Oh what could have been. England’s bowlers finally turned up on the third evening and proved what we knew all along: Australia’s batting is weak and contains several flawed batsmen. What a pity our own flawed batsmen had already effectively lost the game.
Although we might take a little heart from reducing the Aussies to 53-4, and some pundits are talking about momentum swings and England actually ‘having a sniff’ now, the bottom line is that the Canary Yellows are effectively 268-4. And that’s still a massive advantage. I expect they’ve got enough runs already … and a cynic might suggest that bowling Australia out actually means we’ll have to bat longer to save the game!
The latter is obviously a facetious suggestion, as England are 0-1 down in the series and desperately need to win at a venue where they were fancied to do well, but Australia are still massive favourites. England will need to bat ten times better than they have so far on this tour just to get close to whatever target Australia set.
Today’s collapse was pretty much par for the course: a succession of poor shots and a complete inability to dig in. Cook played a terrible prod at Lyon with an open face (it was a ball he simply didn’t need to play), Root played a hideous drive with his body weight back, Vince played a horribly ambitious back foot drive to a wide delivery, and Moeen tried to play against the spin and spooned a catch back to the bowler.
All four shots of these shots were unforgivable really. They’re the type of strokes you expect to see in the fifth test when you’re tired and already beaten. England still had a chance to salvage something from this game this morning. Only Overton and Woakes showed what’s possible when you bat with application and discipline.
Unfortunately, England have rarely batted with discipline over the last few years. It’s often the same old story. Some will blame white ball cricket but it’s important to remember that not everyone in this England team plays ODIs and T20s. Perhaps it’s the coaching?

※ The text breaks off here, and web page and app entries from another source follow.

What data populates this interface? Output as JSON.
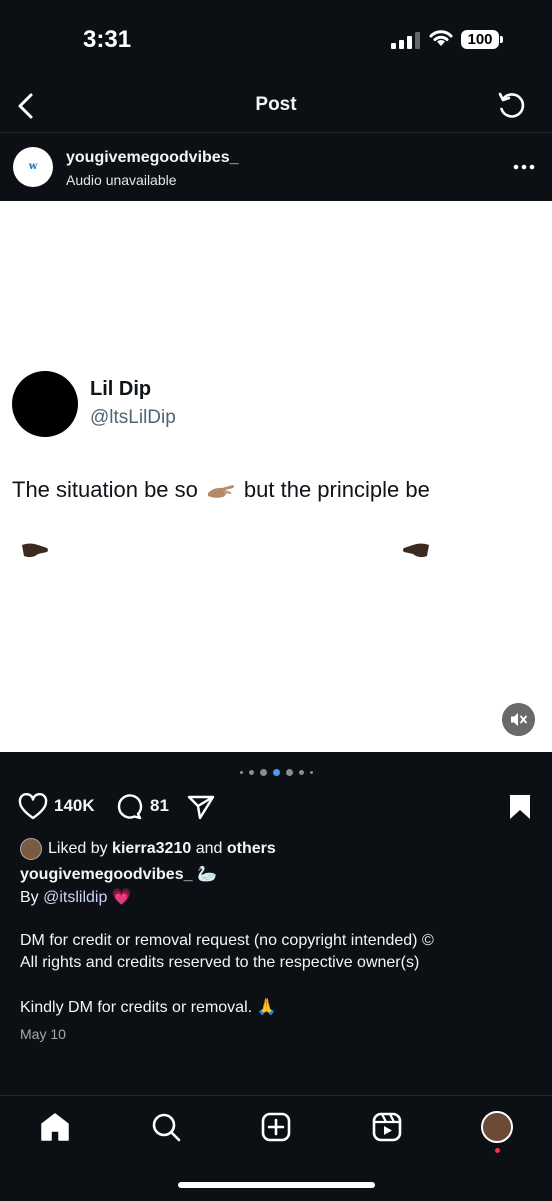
{
  "status_bar": {
    "time": "3:31",
    "battery": "100"
  },
  "header": {
    "title": "Post"
  },
  "post": {
    "avatar_letter": "w",
    "username": "yougivemegoodvibes_",
    "audio_status": "Audio unavailable"
  },
  "tweet": {
    "name": "Lil Dip",
    "handle": "@ltsLilDip",
    "text_before": "The situation be so",
    "text_after": "but the principle be"
  },
  "carousel": {
    "count": 7,
    "active": 4
  },
  "actions": {
    "likes": "140K",
    "comments": "81"
  },
  "liked_by": {
    "prefix": "Liked by",
    "user": "kierra3210",
    "middle": "and",
    "others": "others"
  },
  "caption": {
    "username": "yougivemegoodvibes_",
    "swan": "🦢",
    "by_prefix": "By",
    "by_handle": "@itslildip",
    "heart": "💗",
    "line1": "DM for credit or removal request (no copyright intended) ©",
    "line2": "All rights and credits reserved to the respective owner(s)",
    "line3": "Kindly DM for credits or removal. 🙏",
    "date": "May 10"
  },
  "icons": {
    "back": "chevron-left-icon",
    "refresh": "refresh-icon",
    "more": "more-horizontal-icon",
    "like": "heart-icon",
    "comment": "comment-icon",
    "share": "send-icon",
    "save": "bookmark-icon",
    "mute": "muted-speaker-icon"
  },
  "colors": {
    "background": "#0c1014",
    "link": "#c8d5f5",
    "active_dot": "#4a9cf0"
  }
}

Trevor Bayliss had better watch out because if England get hammered in this series then someone will need to be the scapegoat. It won’t be Root, it won’t be Strauss (that’s for sure!), and I bet it won’t be the selectors either. So that leaves ….
Ashes series are often defined by mistakes. And sadly it looks like Root made a big one when he inserted Australia today.
It’s hard to know what Joe was thinking. Yes it was overcast but since when does the Kookaburra ball swing for long? What’s more, the fact this was a day-night match (that might suit our bowlers) shouldn’t have come into it. After all, it’s a day-night match for all five days. It’s not like England had to seize a once in a lifetime opportunity to bowl this morning. Sigh.
I guess it wasn’t all Root’s fault though. England didn’t bowl well in the first session before the rain break. You don’t expect two bowlers as experienced as Anderson and Broad to bowl too short when conditions suit them. We improved after the break but England needed intensity from ball one. And it just wasn’t there.
In an interesting bit of commentary towards the end of the day, Kevin Pietersen suggested that Anderson and Broad probably didn’t agree with the decision to bowl first. It’s possible he was just thinking out loud (some would say stirring) but I wouldn’t be surprised if he was right. Anderson and Broad like to call the shots, and I can’t think of another reason for England’s lack of urgency early on when a huge effort was required.
Although England looked right in the game when Overton dismissed Steve Smith in the final session – and what a moment that was for the tall medium-fast Somerset seamer – beauty and the beast saw Australia to the close. The beast, of course, was Handscomb. Unkind observers might suggest he has a highly appropriate name for someone who’s w**k to watch. The aesthetically pleasing Marsh was quite the contrast.
England probably needed two late wickets so that partnership at the end proved quite crucial. At the end of the day, a score of 209-4 puts Australian in a very handy position – especially after losing the toss. Because the pitch is sluggish again, and scoring is hard work, that 209-4 is probably worth about 280-4 in normal circumstances. And let’s not forget that scoring runs will be equally difficult (if not more so) for England against the Australian quicks.
Before I sign off, a quick word about the Adelaide Oval and the pink ball. Although the atmosphere looked pretty good – and there was lots of talk about the record crowd – I’m really not a fan. The Adelaide test was a special occasion before the day-night experiment. It wasn’t broken so why fix it?
The developments at the Adelaide Oval have also been for the worse. It used to be the prettiest ground in Australia. Now it looks like any other multi-purpose sporting stadium. The beautiful scoreboard is basically all that’s left of this elegant cricket ground.
I’m all for progress – I’m not that much of a grumpy old git – but progress is only progress if things, you know, actually improve. The day-night test at Adelaide is not an improvement. And the big crowds are probably due to (a) the novelty, and (b) the fact the ground now holds more people than ever before.
The crowds used to turn up for the traditional Adelaide test played in bright sunshine too. They used to sunbathe on the grass bank and admire the wonderful views of Adelaide Cathedral. It all feels very different when the ground is shrouded in darkness.
Test cricket has it’s own unique atmosphere that is in no way improved by floodlights, loud music and razzmatazz. Keep all that Americanised shit for the T20s please.